Yet in some ways, The Corrections stands as a weird testament to the time right before 9/11 derailed so much of our thinking. The novel has little to say in the way of politics. The characters are distinctly self-involved Americans, stand-ins for the Clinton-era boomers who drifted through a malaise of their own self-content. Franzen’s characters are faced with the ennui of too much material success, not enough spiritual meaning. They drift, and the patriarch’s encroaching senility is a good metaphor for the national feeling near the end of Clinton’s presidency: a dumbfounded, bamboozled phased out weirdness. This is the greatest civilization in the history of the world? MTV and Mission Impossible II and Meet the Parents?
The nightmare world—that the U.S. has played an enormous hand in—hadn’t yet blasted its way back into the public consciousness. Yet people knew in a deep-rooted way that the peace and prosperity were unearned.
So we limped along, a country bickering over absurd little symbols and petulant nonsense while the suffering and misery and violence of the larger world was streaking right towards us. We grew complacent. Things seemed too easy.
And Franzen understood this! Buried somewhere inside this too-long novel is the shadowy presence of doom, not just for these characters but for the civilization that created them. He did see things. He did scratch at something big. His novel, for all its myriad flaws, is a time capsule of American culture right before things once again spun off the rails.
Anyway, Franzen beat some good books. Mark Danielewski published his dynamite, and supremely unnerving horror/typographical post-modern art book, House of Leaves. Philip Roth released his loved and hated The Human Stain. Michael Chabon put out his epic study of the first comic book creators, The Adventures of Cavalier and Klay. Barbara Kingsolver published Prodigal Summer. Dan Chaon—a great young writer—released Among the Missing. Jennifer Egan, Susan Straight, Myla Goldberg, and T.C. Boyle all put out new novels.
Franzen’s was not the best, it was not the most interesting, it was and remains a less than advertised family drama gilded with too much topical information.
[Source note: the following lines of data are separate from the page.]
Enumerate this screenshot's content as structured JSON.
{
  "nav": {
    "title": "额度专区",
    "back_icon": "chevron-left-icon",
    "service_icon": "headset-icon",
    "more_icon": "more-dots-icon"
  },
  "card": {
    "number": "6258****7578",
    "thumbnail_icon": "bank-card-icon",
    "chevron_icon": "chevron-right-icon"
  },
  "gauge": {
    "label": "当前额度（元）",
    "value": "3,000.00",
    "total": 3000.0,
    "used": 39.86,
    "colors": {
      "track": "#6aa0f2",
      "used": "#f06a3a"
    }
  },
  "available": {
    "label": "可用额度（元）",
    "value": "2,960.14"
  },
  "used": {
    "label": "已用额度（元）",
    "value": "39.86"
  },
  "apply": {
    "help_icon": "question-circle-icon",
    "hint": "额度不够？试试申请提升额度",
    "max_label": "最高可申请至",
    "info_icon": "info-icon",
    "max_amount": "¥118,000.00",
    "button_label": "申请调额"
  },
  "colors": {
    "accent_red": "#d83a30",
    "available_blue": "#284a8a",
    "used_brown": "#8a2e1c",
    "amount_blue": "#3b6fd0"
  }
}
How he became a household name is beyond me.
 Kate Winslett delivers the best example of this in Eternal Sunshine of the Spotless Mind.
 Read Richard Stark’s Parker novels if you want to see what I mean.
 And no, I don’t believe this was a two-party problem, but I’m trying to avoid too much overt political commentary in these little reviews. And for god’s sake I’m not saying we were militarily complacent.